I just finished a wonderful book called Saving CeeCee Honeycutt by Beth Hoffman. It’s the story of twelve-year-old CeeCee Honeycutt. “For years, she has been the caretaker of her psychotic mother, Camille–the tiara-toting, lipstick-smeared laughingstock of an entire town–a woman trapped in her long-ago moment of glory as the 1951 Vidalia Onion Queen. But when tragedy strikes, CeeCee is left to fend for herself…until, out of nowhere, comes her previously unknown great-aunt, Tootie Caldwell.
In her vintage Packard convertible, Tootie whisks CeeCee away to Savannah’s perfumed world of prosperity and Southern eccentricity, a world that seems to be run entirely by women. From the exotic Miz Thelma Rae Goodpepper, who skinny-dips in her backyard bathtub and uses garden slugs as her secret weapon, to Tootie’s all-knowing housekeeper, Oletta Jones, to Violene Hobbs, who entertains a local police officer in her canary-yellow peignoir, the women of Gaston Street keep CeeCee entertained and enthralled for an entire summer.”
These women will keep you entertained and enthralled too. At times this book will have you laughing out loud, and at other times you’ll catch yourself wiping away tears. It’s a perfect book to pick up for a light summer read, and yet you may find yourself remembering its characters and their feminine wisdom for many summers to come.
“Life is full of change, honey. That’s how we learn and grow. When we’re born, the Good Lord gives each of us a Life Book. Chapter by chapter, we live and learn…When a chapter of your Life Book is complete, your spirit knows it’s time to turn the page so a new chapter can begin. Even when you’re scared or think you’re not ready, your spirit knows you are.“—Mrs. O’Dell
As we headed to the car, I looked up at her. “You sure do love saving old houses.”

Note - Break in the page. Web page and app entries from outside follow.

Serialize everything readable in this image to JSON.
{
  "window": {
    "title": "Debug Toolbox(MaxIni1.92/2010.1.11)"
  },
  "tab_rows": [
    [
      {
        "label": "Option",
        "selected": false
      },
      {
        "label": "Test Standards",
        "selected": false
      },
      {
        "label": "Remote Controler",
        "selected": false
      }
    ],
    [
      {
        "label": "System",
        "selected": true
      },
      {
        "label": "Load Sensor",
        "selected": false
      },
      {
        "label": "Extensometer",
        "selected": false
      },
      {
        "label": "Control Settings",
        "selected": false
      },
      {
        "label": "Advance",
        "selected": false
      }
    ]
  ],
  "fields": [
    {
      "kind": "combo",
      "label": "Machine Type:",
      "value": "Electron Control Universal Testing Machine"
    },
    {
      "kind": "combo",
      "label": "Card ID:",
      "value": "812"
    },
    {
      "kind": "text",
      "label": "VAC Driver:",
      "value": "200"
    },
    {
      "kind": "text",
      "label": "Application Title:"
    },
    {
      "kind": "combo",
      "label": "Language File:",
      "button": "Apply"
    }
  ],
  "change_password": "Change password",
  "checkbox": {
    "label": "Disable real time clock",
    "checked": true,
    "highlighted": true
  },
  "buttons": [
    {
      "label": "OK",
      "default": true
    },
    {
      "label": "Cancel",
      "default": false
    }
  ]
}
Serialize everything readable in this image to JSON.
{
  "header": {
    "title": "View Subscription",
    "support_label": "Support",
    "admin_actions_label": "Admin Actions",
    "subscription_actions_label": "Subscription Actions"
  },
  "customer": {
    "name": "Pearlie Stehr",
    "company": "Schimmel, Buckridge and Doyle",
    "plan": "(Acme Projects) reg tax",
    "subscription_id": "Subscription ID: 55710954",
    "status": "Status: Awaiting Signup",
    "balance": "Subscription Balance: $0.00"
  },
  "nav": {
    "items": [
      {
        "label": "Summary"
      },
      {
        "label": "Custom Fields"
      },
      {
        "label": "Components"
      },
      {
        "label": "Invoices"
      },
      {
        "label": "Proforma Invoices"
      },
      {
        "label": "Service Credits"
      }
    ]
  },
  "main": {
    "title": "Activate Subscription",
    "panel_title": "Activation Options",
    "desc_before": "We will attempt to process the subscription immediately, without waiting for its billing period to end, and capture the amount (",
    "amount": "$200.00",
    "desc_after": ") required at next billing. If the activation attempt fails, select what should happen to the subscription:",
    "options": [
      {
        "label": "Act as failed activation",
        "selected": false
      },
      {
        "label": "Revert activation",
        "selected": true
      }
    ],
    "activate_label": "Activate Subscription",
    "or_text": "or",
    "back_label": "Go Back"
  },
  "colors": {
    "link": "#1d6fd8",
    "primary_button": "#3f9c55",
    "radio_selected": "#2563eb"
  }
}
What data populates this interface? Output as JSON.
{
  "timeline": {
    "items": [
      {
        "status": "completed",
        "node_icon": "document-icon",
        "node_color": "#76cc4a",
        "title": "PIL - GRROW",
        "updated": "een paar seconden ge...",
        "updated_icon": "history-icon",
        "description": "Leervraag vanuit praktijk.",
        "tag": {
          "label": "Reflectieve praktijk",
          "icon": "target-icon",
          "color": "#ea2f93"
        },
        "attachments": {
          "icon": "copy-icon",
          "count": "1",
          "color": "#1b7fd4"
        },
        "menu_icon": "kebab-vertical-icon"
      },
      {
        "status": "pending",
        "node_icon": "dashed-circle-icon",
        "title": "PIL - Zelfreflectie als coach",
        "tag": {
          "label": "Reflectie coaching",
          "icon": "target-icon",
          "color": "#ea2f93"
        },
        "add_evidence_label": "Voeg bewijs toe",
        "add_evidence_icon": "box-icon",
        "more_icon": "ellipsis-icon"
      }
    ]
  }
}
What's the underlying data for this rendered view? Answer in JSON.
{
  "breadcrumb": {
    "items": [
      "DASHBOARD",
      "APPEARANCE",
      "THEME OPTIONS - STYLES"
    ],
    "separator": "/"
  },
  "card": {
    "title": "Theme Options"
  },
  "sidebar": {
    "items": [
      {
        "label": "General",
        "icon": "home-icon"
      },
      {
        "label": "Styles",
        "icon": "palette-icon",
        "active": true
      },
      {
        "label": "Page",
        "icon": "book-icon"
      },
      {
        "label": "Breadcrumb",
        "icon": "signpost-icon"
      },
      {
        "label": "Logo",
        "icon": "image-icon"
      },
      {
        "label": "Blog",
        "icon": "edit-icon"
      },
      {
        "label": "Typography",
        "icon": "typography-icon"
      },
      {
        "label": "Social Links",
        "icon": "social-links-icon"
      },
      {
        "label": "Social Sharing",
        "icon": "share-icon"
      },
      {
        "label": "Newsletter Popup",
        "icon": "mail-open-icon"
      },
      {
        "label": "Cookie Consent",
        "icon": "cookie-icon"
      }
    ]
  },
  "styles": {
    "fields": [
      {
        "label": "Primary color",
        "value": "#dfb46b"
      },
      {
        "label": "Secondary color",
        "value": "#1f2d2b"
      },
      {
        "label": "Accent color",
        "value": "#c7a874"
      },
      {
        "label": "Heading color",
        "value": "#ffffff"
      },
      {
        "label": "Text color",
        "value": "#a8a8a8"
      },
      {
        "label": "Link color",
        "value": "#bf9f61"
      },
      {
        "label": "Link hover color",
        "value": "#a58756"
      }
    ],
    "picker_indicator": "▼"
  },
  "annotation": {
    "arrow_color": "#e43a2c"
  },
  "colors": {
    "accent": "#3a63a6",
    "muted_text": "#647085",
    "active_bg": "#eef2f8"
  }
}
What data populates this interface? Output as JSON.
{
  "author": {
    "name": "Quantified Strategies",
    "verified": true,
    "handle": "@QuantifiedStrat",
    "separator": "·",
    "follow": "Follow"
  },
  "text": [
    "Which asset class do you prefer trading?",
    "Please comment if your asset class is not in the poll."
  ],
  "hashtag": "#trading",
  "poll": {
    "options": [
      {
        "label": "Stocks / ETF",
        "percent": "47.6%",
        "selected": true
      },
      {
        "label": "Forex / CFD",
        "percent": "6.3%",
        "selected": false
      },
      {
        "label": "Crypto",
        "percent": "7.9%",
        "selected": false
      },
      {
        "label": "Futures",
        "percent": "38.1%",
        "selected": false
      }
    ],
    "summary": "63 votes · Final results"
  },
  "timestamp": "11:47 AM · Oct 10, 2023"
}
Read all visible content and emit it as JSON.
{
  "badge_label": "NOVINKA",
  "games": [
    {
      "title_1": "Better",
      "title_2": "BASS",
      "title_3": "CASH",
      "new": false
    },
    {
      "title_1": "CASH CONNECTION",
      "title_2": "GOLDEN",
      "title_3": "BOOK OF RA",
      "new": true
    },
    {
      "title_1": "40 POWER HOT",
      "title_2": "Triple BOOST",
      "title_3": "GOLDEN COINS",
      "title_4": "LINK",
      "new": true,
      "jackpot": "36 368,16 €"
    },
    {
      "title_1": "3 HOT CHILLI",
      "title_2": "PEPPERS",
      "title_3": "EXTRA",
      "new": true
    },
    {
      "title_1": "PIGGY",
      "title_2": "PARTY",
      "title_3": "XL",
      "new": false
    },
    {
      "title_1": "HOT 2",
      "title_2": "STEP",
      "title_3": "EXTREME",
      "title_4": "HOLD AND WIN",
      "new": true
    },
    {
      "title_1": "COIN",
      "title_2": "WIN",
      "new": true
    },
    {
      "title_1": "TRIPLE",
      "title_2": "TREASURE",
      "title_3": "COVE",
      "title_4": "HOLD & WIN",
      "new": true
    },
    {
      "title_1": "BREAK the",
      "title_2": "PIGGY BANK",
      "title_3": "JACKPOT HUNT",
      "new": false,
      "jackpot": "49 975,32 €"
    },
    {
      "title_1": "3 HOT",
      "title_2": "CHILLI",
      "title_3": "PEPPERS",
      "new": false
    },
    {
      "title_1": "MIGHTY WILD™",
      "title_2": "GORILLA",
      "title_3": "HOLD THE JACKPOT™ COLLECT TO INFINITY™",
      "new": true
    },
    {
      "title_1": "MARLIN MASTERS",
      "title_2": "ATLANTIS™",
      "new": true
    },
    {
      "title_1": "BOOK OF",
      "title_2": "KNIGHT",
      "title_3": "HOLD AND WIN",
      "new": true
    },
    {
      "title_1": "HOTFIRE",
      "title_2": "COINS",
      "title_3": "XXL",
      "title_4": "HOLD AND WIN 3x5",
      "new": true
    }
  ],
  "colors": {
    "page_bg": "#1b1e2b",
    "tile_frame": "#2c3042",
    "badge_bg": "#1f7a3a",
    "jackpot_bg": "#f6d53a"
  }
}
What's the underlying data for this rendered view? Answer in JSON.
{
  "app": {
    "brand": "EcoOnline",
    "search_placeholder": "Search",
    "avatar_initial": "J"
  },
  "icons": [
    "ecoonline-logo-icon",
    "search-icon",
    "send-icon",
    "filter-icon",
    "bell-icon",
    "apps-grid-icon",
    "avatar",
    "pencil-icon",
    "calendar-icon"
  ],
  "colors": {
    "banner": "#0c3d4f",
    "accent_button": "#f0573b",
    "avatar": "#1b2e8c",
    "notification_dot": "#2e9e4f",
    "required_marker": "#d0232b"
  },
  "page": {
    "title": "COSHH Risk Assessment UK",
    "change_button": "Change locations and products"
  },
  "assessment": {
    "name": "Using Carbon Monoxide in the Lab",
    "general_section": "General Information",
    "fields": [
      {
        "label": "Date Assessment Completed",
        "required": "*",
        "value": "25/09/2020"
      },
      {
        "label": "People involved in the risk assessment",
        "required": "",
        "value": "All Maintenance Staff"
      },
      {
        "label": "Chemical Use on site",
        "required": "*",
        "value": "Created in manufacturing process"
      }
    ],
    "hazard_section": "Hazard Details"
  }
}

“Oh, yes, I do. It’s my fire.”
She glanced over her shoulder at the house, which was now bathed in a warm tint of yellow from the sun. “Yes. Everyone needs to find the one thing that brings our her passion. It’s what we do and share with the world that matters.”—Aunt Tootie.
Before leaving the room, Oletta told me she loved me. Well, not the exact words I love you, but what she said was, “Ain’t no sun in the kitchen without your face lookin’ up at me.”–CeeCee
Aunt Tootie sat down next to me. “Cecelia Rose. People are, by nature, curious. And as you go through life, many people will ask questions about your past. And when they do, you just say the truth, plain and simple–your mother passed away and your father travels for his work, so you came to live with me. That’s all you ever have to say, honey. Everything will be just fine, as long as you make it fine. Now, there’s something I want you to think about. Something important. And I promise you, it will serve you well throughout your life. I’m going to tell you something that my mother said to me a long time ago.”
My aunt’s face was so serious I couldn’t imagine what she was going to say. She took hold of my hand and looked into my eyes. “It’s what we believe about ourselves that determines how others see us.”—Aunt Tootie
Oletta patted the bed, and when I sat down beside her, she took hold of my hand. “Take the gift Miz Tootie is givin’ you and hold it tight. Don’t go wastin’ all them bright tomorrows you ain’t even seen by hangin’ on to what happened yesterday. Let go, child. Just breathe out and let go.”—Oletta